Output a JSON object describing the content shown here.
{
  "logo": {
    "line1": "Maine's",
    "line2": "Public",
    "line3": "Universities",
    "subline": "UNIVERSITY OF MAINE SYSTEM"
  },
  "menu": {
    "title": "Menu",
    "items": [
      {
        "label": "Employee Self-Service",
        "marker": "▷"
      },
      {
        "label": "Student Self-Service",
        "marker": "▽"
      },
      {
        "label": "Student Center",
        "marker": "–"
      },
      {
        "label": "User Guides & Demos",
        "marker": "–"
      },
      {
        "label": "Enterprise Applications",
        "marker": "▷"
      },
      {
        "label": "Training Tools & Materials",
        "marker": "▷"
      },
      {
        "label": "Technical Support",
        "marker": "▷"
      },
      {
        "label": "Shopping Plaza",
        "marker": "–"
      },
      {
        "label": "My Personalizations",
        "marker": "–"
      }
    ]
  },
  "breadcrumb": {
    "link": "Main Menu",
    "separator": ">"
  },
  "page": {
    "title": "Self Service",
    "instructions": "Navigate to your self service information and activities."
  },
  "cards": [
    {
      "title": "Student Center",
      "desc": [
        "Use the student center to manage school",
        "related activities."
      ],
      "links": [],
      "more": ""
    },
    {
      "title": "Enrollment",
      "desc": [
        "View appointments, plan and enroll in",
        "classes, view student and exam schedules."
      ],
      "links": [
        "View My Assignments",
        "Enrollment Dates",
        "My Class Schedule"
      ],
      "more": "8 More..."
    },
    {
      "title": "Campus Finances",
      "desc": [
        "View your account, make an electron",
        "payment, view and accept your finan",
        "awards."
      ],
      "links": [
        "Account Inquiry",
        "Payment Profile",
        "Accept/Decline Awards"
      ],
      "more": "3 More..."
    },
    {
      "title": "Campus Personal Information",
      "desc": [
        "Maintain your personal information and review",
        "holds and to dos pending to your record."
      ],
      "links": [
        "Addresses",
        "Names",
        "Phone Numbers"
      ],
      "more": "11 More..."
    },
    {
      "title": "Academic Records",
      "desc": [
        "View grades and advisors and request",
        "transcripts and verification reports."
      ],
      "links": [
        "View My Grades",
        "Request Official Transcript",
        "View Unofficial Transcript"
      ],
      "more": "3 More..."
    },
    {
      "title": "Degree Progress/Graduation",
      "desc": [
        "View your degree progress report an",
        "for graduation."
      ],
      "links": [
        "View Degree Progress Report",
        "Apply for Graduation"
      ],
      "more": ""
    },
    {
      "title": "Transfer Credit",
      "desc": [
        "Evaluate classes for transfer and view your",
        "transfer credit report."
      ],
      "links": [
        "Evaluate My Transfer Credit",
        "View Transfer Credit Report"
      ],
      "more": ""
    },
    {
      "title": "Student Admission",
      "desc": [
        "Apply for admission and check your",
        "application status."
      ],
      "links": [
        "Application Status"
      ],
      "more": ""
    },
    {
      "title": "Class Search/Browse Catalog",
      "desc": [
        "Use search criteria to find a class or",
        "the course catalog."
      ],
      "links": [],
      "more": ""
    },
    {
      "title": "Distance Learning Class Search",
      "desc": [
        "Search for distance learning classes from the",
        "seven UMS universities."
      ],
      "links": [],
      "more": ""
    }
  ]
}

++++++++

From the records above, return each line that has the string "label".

Solution for this problem:
        "label": "Employee Self-Service",
        "label": "Student Self-Service",
        "label": "Student Center",
        "label": "User Guides & Demos",
        "label": "Enterprise Applications",
        "label": "Training Tools & Materials",
        "label": "Technical Support",
        "label": "Shopping Plaza",
        "label": "My Personalizations",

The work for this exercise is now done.